(Scheduled post, 4 images) I arrived in New York City about 2:00pm on a Tuesday. By 5:45pm, I had taxied to my hotel near Central Park south, checked in, grabbed a bite to eat, walked to Times Square, and then decided to visit the Empire State Building (despite not having a pre-purchased ticket). Talk about right place/right time! I was amazed to find empty lines and empty elevators. By 6:10, I was standing on the 86th Floor Observation Deck with clear views of the cityscape below me.
6:23pm — Looking northeast toward midtown Manhattan, the East River, the Art Deco Chrysler Building with its terraced crown (at 2:00), and the Queensboro Bridge behind it.
6:57pm — Looking south toward Lower Manhattan. In the distance is One World Trade Center (Freedom Tower); at 6:00 is the triangular Flatiron Building, bordered by Broadway on the left and 5th Avenue on the right, with Madison Square Park (at the bottom of the frame) just a block away.
As time marched on, more people began to show up and I realized it would be foolish not only to leave my prime spot, but to leave before the sun set and the city lights came on. And so I waited. And whiled away the time making friends with one of the ESB guards on duty. Two hours later, this was my view!
8:58pm — Looking south toward Lower Manhattan, Freedom Tower (One World Trade Center), and the Verrazano-Narrows Bridge
9:15pm — Looking north toward midtown Manhattan and Central Park. Fifth Avenue runs up the middle and the slender silhouette of 432 Park is to its right — the tallest residential tower in the Western Hemisphere, the third tallest building in the United States, and the second tallest building in New York City, behind One World Trade Center.
To those who may follow in my footsteps: (1) Tripods are not allowed on the deck. I was concerned that I would be turned away, but security put my tripod in a bin and gave me a claim tag. (2) The deck is open aired, but there is a wire security fence that encircles it. I jiggled my little Fuji X100T into position between the ledge and the diamond-shaped wire openings at the bottom and then used my remote release. It gave me enough stability to get these 4 second shots. For those with larger cameras and lenses, you may be able to use the fence to support your lens and achieve a good result. (3) Once the sun sets and people have gotten their night shots, the lines to the elevators to return to street level become very long, so be prepared to wait. As for me? Remember that guard who I made friends with while I waited? I tapped him on the shoulder to say good night as I was making my way to the end of the line; he smiled, beckoned me with his hand, and the next thing I knew, I was being ushered straight into the next elevator.
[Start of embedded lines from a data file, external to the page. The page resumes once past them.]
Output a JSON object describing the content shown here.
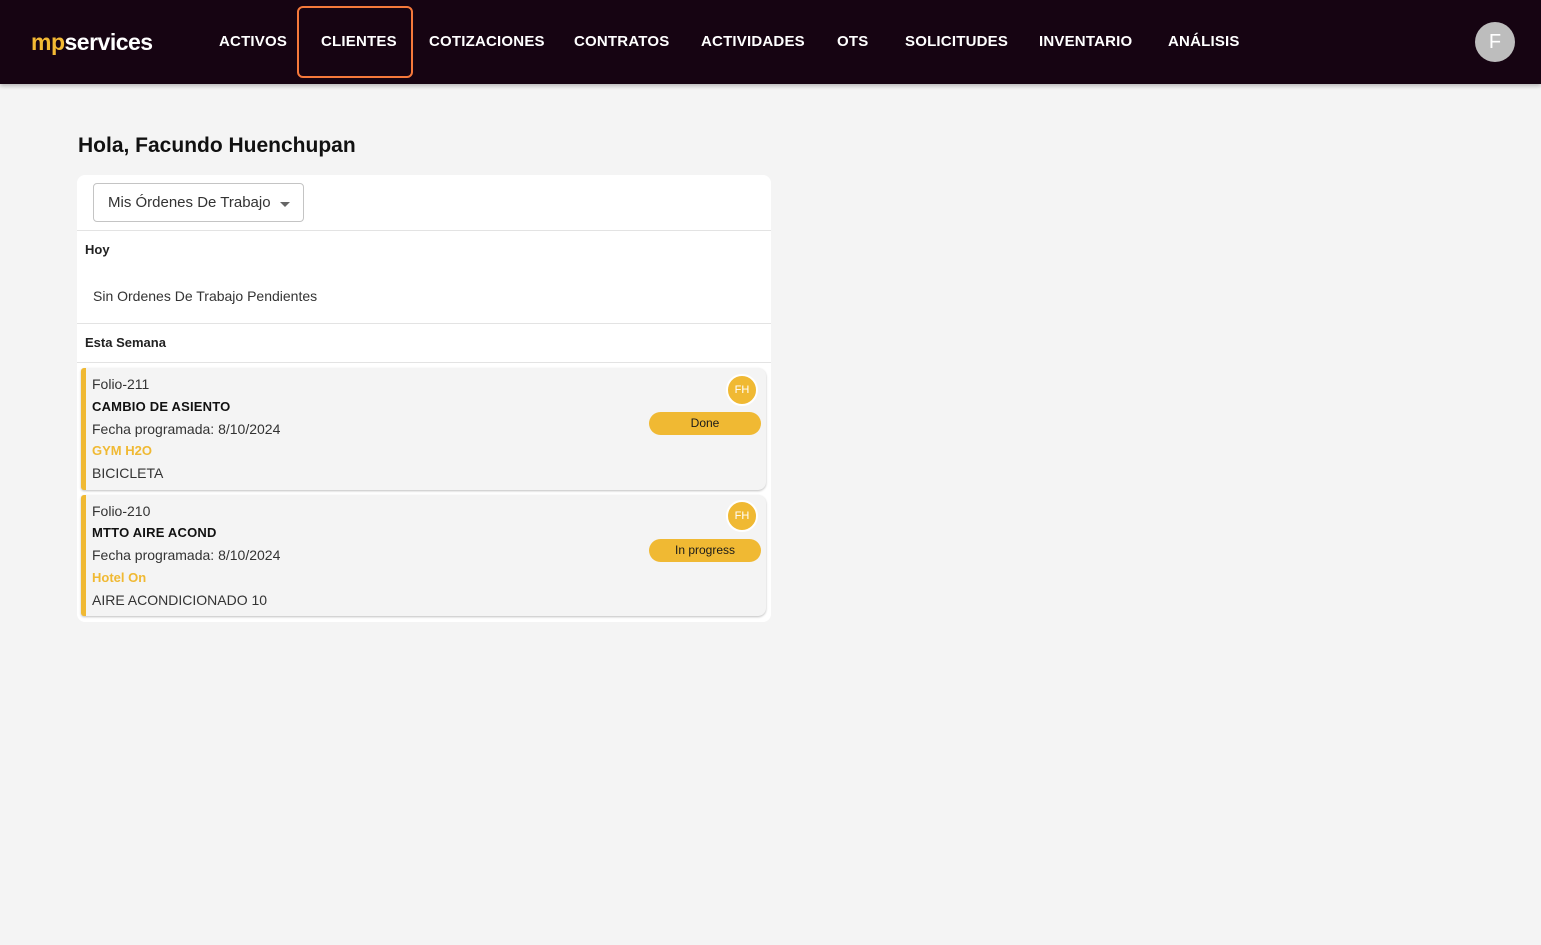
{
  "brand": {
    "logo_mp": "mp",
    "logo_services": "services",
    "accent_color": "#f0b933",
    "nav_bg": "#160412"
  },
  "nav": {
    "items": [
      "ACTIVOS",
      "CLIENTES",
      "COTIZACIONES",
      "CONTRATOS",
      "ACTIVIDADES",
      "OTS",
      "SOLICITUDES",
      "INVENTARIO",
      "ANÁLISIS"
    ],
    "highlighted": "CLIENTES",
    "user_initial": "F"
  },
  "main": {
    "greeting": "Hola, Facundo Huenchupan",
    "filter": {
      "selected": "Mis Órdenes De Trabajo",
      "icon": "caret-down-icon"
    },
    "sections": {
      "today": {
        "label": "Hoy",
        "empty_message": "Sin Ordenes De Trabajo Pendientes"
      },
      "week": {
        "label": "Esta Semana"
      }
    },
    "work_orders": [
      {
        "folio": "Folio-211",
        "title": "CAMBIO DE ASIENTO",
        "scheduled": "Fecha programada: 8/10/2024",
        "client": "GYM H2O",
        "asset": "BICICLETA",
        "assignee_initials": "FH",
        "status": "Done"
      },
      {
        "folio": "Folio-210",
        "title": "MTTO AIRE ACOND",
        "scheduled": "Fecha programada: 8/10/2024",
        "client": "Hotel On",
        "asset": "AIRE ACONDICIONADO 10",
        "assignee_initials": "FH",
        "status": "In progress"
      }
    ]
  }
}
Kindness always pays!
You’d think by this time, my adventures for the day were over. Nope. Once down on the street, I spent the next 2-1/2 hours roaming the city from ESB to Herald Square and Macy’s (see photo), and back to Times Square (see photo), tripod slung over my shoulder with my little Fuji attached. I had a ball! And never once did I feel unsafe, surrounded by people even as midnight came ’round. And when I finally made it back to my hotel, I was exhausted but exhilarated, knowing that within just a few short hours I would be meeting and spending the day with fellow Monochromia photographers (and New Yorkers), Joe Giordano and Patti Fogarty!